I made a big mistake. It involves garlic.
Buying organic is good, right? I tend to think so, especially when my guilt-free organic garlic is now only $0.25 more expensive than its non-certified shelf-mates over at the local eco-chic shop n’ strut. I’m a sucker for getting my values at a bargain, so I took a glance at the price, picked up a couple of fresh heads, and was on my way.
But my stinking rose has a dark side, one I didn’t take the time to notice ’til I got home . . .
So I’m home now, and that’s when I notice something peculiar about my garlic. Like Chairman Mao, the Ming Dynasty, microwave- and oven-safe table settings, and most things plastic or electronic, I see here that my organic garlic comes from China. There it is on the label (yes, my garlic is packaged – Strike Two!). Because I’m getting ready to sauté my garlic into a sauce made from fresh, locally grown tomatoes, it throws my mistake into bold relief.
What’s the big deal? To start, garlic’s pretty easy to grow, even in our country’s driest state. And how far is China from where I live here in Nevada? Let’s ask Google maps: Hmm . . . First try, entering "Distance between Reno, NV and Nanchang, China" brings up: "ChristianRock.Net – The best Christian rock on the planet" I need to get more specific.
My garlic, it turns out, traveled along with all of its smelly friends in a no doubt incredibly confined space, approximately 6529 miles. That’s 10508 kilometers. That’s straight-line distance. Why Nanchang? I hear it’s nice there this time of year.
But really, folks. Over 6,000 miles!? My garlic is better-traveled than most Americans. Considering this, it’s quite a bargain.
So anybody want to guess the price paid for that garlic? For reference, let’s plan a little trip to Nanchang. Why? Well, I hear it’s nice there this time of year. And to pick our own darn garlic, dag nabbit. "Pick your own strawberry" patches are just the best first step to sipping summertime from a daiquiri glass, so why not pick our own vampire repellent? I’m ready to try a garlic daquiri, so I check YourFavoriteAnonymousOnlineTravelAgent for a one-way ticket (my garlic, after all, ain’t going home). Again, any price guesses?
First, the flight: Air China’s got me covered for $885. At $7.38 per mile, that’s not a bad deal. Certainly cheaper than driving . . . an M1 tank. The garlic? Under $2, friends. $1.98 for two heads, to be exact. Am I alone in my problems with this math? Besides that, where’d my garlic come up with that kind of airfare?

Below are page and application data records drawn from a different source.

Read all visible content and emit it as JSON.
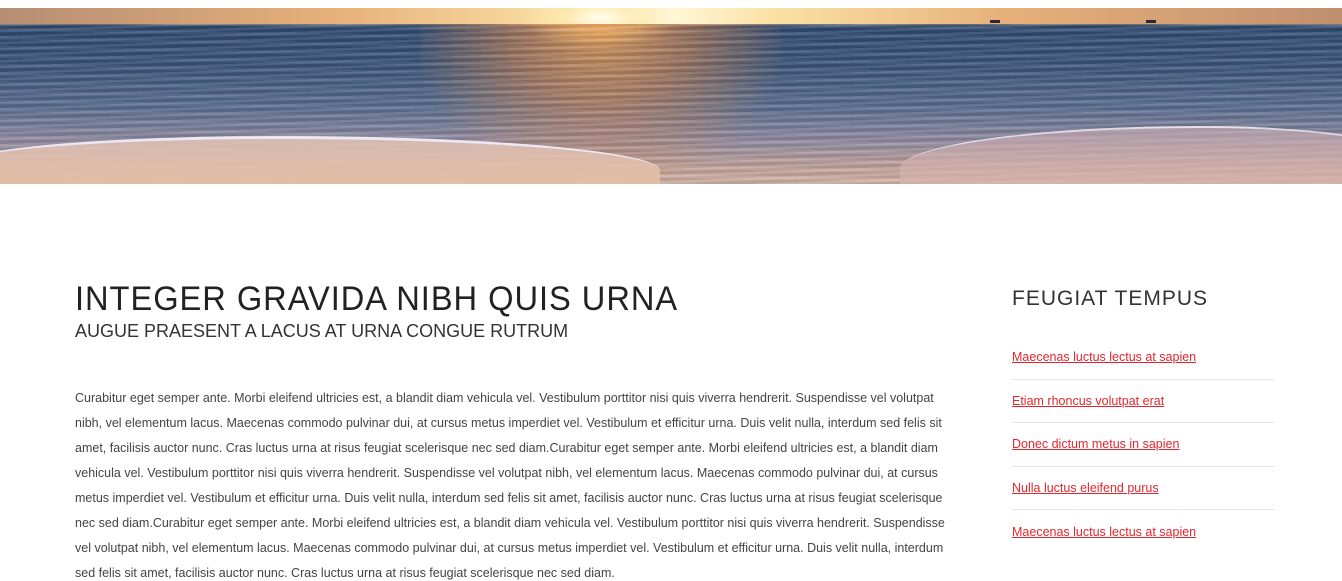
{
  "hero": {
    "alt": "Sunset over ocean waves on a beach"
  },
  "main": {
    "title": "INTEGER GRAVIDA NIBH QUIS URNA",
    "subtitle": "AUGUE PRAESENT A LACUS AT URNA CONGUE RUTRUM",
    "body": "Curabitur eget semper ante. Morbi eleifend ultricies est, a blandit diam vehicula vel. Vestibulum porttitor nisi quis viverra hendrerit. Suspendisse vel volutpat nibh, vel elementum lacus. Maecenas commodo pulvinar dui, at cursus metus imperdiet vel. Vestibulum et efficitur urna. Duis velit nulla, interdum sed felis sit amet, facilisis auctor nunc. Cras luctus urna at risus feugiat scelerisque nec sed diam.Curabitur eget semper ante. Morbi eleifend ultricies est, a blandit diam vehicula vel. Vestibulum porttitor nisi quis viverra hendrerit. Suspendisse vel volutpat nibh, vel elementum lacus. Maecenas commodo pulvinar dui, at cursus metus imperdiet vel. Vestibulum et efficitur urna. Duis velit nulla, interdum sed felis sit amet, facilisis auctor nunc. Cras luctus urna at risus feugiat scelerisque nec sed diam.Curabitur eget semper ante. Morbi eleifend ultricies est, a blandit diam vehicula vel. Vestibulum porttitor nisi quis viverra hendrerit. Suspendisse vel volutpat nibh, vel elementum lacus. Maecenas commodo pulvinar dui, at cursus metus imperdiet vel. Vestibulum et efficitur urna. Duis velit nulla, interdum sed felis sit amet, facilisis auctor nunc. Cras luctus urna at risus feugiat scelerisque nec sed diam."
  },
  "sidebar": {
    "title": "FEUGIAT TEMPUS",
    "links": [
      {
        "label": "Maecenas luctus lectus at sapien"
      },
      {
        "label": "Etiam rhoncus volutpat erat"
      },
      {
        "label": "Donec dictum metus in sapien"
      },
      {
        "label": "Nulla luctus eleifend purus"
      },
      {
        "label": "Maecenas luctus lectus at sapien"
      }
    ]
  },
  "colors": {
    "link": "#e3262d",
    "heading": "#222222",
    "body_text": "#444444",
    "divider": "#e6e6e6"
  }
}
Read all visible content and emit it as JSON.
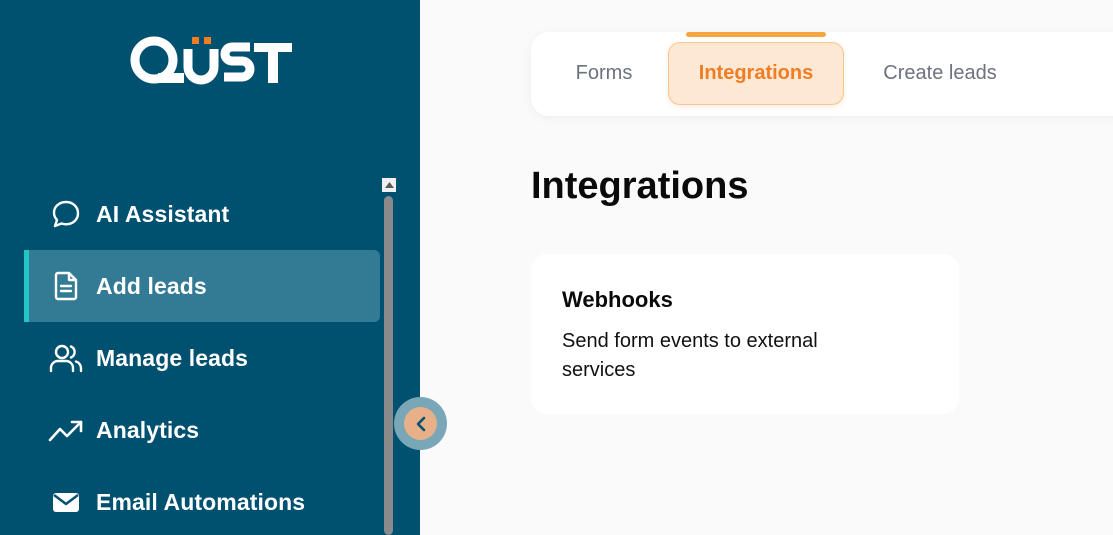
{
  "brand": {
    "logo_text": "QUST",
    "accent_color": "#f07d24",
    "sidebar_color": "#005070"
  },
  "sidebar": {
    "items": [
      {
        "label": "AI Assistant",
        "icon": "chat-bubble-icon",
        "active": false
      },
      {
        "label": "Add leads",
        "icon": "document-icon",
        "active": true
      },
      {
        "label": "Manage leads",
        "icon": "users-icon",
        "active": false
      },
      {
        "label": "Analytics",
        "icon": "trending-up-icon",
        "active": false
      },
      {
        "label": "Email Automations",
        "icon": "envelope-icon",
        "active": false
      }
    ],
    "collapse_icon": "chevron-left-icon"
  },
  "tabs": [
    {
      "label": "Forms",
      "active": false
    },
    {
      "label": "Integrations",
      "active": true
    },
    {
      "label": "Create leads",
      "active": false
    }
  ],
  "main": {
    "title": "Integrations",
    "cards": [
      {
        "title": "Webhooks",
        "description": "Send form events to external services"
      }
    ]
  }
}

So here’s a friendly suggestion: It’s summertime. There’s a farmer’s market somewhere and you probably don’t live too far from it. Go buy your vegetables from someone who grew them. Shake the hand that pulled your sweet, beautiful food up from the earth.
And if you’re looking for something to read, check these lovely new releases out:
Animal, Vegetable, Miracle, by Barbara Kingsolver
The Omnivore’s Dilemma, by Michael Pollan
Coming Home to Eat: The Pleasures and Politics of Local Foods, by Gary Paul Nabhan
Got some other reading selections along a similar vein? Feel free to throw ’em out there in the comments section.
Happy eating. Happy reading.